I’m watching Scream for the 20th time in my life or something close to that. I always listen to something or watch something in the background while writing because my mind can’t seem to focus unless I have something to combat in the background. But this time it’s for a different reason. That amazing meta, self-aware movie calls on some of the most predictable tropes and clichés in horror. My favorite, and the reason why I’m watching it while writing this particular review, is the trope of the “final girl”. There isn’t a moment in this movie where rules aren’t reinforced or at the very least mentioned as a word of caution so that the characters don’t fall into the same traps that people in Slasher movies have been falling into for decades. In the crescendo of the film they’re binge-watching horror movies and explaining the ways to survive a horror film: don’t say “I’ll be right back,” never investigate a strange noise, and above all make sure you retain your virtue. Without purity, you can’t survive the trauma. This is the main quality that defines the “final girl”. She followed the rules and therefore has the “privilege” to survive based on her unspoken moral superiority. Her friends sealed their fates by drinking and having sex. At all moments think, what would Jamie Lee Curtis do and you’ll likely find yourself as the person alive to tell the tale.

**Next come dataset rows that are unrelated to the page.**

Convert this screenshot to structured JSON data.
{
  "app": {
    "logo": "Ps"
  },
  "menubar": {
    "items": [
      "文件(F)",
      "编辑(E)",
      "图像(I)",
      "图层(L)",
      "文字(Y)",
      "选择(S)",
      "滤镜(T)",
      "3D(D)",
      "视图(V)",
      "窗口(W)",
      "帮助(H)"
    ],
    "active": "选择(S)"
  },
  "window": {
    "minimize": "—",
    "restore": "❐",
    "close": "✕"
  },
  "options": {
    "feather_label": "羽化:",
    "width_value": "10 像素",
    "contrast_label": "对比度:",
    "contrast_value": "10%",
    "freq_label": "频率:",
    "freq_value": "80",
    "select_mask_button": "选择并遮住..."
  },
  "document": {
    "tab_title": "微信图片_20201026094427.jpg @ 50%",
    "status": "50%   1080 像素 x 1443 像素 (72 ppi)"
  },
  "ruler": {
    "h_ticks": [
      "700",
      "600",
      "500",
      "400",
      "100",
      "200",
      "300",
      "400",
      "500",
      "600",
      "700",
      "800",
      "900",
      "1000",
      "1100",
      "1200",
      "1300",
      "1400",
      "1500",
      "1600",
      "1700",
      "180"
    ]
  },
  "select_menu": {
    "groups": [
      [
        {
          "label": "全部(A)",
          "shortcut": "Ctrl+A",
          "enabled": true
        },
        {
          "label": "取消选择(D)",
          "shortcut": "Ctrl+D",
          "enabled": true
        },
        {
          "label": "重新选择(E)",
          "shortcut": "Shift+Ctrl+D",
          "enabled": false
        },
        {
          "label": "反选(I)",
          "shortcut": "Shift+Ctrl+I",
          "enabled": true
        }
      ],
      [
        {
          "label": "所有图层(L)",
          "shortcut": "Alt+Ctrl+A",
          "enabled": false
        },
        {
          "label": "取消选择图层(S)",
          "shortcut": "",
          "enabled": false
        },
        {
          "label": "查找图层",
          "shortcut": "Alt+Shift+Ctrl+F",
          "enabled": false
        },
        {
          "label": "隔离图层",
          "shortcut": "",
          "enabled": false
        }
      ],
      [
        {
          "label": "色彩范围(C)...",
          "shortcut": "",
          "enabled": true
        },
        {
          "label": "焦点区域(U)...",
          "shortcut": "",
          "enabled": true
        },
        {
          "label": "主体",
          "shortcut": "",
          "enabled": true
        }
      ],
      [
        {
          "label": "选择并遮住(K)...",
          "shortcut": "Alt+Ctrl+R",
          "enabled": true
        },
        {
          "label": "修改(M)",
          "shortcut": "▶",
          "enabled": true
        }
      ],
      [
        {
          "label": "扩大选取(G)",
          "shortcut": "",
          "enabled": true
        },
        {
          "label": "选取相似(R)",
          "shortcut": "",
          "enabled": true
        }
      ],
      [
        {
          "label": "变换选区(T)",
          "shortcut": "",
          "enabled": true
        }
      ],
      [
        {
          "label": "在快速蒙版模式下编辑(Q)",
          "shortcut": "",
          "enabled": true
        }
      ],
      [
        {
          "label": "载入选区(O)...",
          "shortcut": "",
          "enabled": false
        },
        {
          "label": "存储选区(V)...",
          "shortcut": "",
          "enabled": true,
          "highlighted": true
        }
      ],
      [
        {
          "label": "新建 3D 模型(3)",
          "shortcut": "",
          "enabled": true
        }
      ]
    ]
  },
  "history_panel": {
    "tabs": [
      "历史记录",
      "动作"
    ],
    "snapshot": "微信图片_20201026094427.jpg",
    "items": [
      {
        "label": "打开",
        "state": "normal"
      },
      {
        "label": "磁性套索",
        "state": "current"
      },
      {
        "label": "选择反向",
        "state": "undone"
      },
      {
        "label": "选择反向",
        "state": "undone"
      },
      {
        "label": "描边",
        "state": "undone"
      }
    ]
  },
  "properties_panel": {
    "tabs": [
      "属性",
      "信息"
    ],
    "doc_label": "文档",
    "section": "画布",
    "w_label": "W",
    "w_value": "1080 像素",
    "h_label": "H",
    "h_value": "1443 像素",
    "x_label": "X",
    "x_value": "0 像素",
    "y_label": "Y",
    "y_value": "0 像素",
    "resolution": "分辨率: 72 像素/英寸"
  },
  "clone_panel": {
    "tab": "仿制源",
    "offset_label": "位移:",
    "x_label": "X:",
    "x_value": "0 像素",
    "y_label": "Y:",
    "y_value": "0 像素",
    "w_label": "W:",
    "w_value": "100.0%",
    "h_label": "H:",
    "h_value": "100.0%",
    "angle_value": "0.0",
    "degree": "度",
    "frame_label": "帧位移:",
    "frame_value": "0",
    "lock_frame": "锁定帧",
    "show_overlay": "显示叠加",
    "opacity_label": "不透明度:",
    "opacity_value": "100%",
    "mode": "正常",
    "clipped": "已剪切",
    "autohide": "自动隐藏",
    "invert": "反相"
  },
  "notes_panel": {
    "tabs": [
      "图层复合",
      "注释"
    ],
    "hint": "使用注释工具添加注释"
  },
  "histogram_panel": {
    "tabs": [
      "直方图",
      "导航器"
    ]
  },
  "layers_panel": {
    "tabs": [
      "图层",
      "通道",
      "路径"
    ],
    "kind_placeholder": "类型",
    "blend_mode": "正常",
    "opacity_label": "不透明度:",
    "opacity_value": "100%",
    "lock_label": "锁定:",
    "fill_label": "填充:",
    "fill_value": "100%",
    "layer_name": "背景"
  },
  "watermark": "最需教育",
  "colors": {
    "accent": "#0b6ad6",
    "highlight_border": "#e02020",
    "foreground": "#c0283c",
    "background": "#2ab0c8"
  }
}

This was all true until Wes Craven gave us Scream where we were finally given the opportunity to meet the one “final girl” with the Audacity to survive when she shouldn’t. I emphasize this moment because it hasn’t been since the introduction of that character, Sydney Prescott, that I felt drawn to the idea of strength and resilience being born out of trauma.  Lauren Milici has allowed me to be drawn to that idea again in her book of awe-inspiring poetry. It is a succession of short poems that allow us to casually browse glimpses of the inner life of a girl whose fate should be sealed, but so clearly isn’t. They flow like tiny vignettes of darkness. As a reader they made me beg for more information like they were teasers to a larger piece of work. Poems like “Portrait” and “Scene” do this wonderfully. But the reality of it all can’t be ignored. For all the horror and cinematic imagery, these are the visceral words of a legit writer coming to terms with their own identity. With each poem she gives us, a modern archetype for feminism is created.


Trauma and destruction are invoked as attributes that allow our “final girl” to gain strength and Lauren Milici is without a single doubt, that “final girl.” Without the darkness or fucked up experiences, none of these poems would be beautiful or relatable. Milici transforms pain into poetry better than any other writer that’s come to print in this decade. Her words are not moralistic or apologetic. They come from genuine experience and resilience. For all the prescription bottles, blood, sadness, and abandonment Milici describes, she has given us perspective. Moralistic purity does not give us the upper hand when it comes to surviving. Just strength, perseverance, and resilience. A willingness to be hurt but keep going. As Milici says in the last line of her the poem “Crawl”, “I have bled more than this.”


Sadly, the first edition of Final Girl, published by Big Lucks,  is sold out but there are rumors of a second print coming soon. To read it now, which I highly recommend, you can get a PDF version from Gumroad.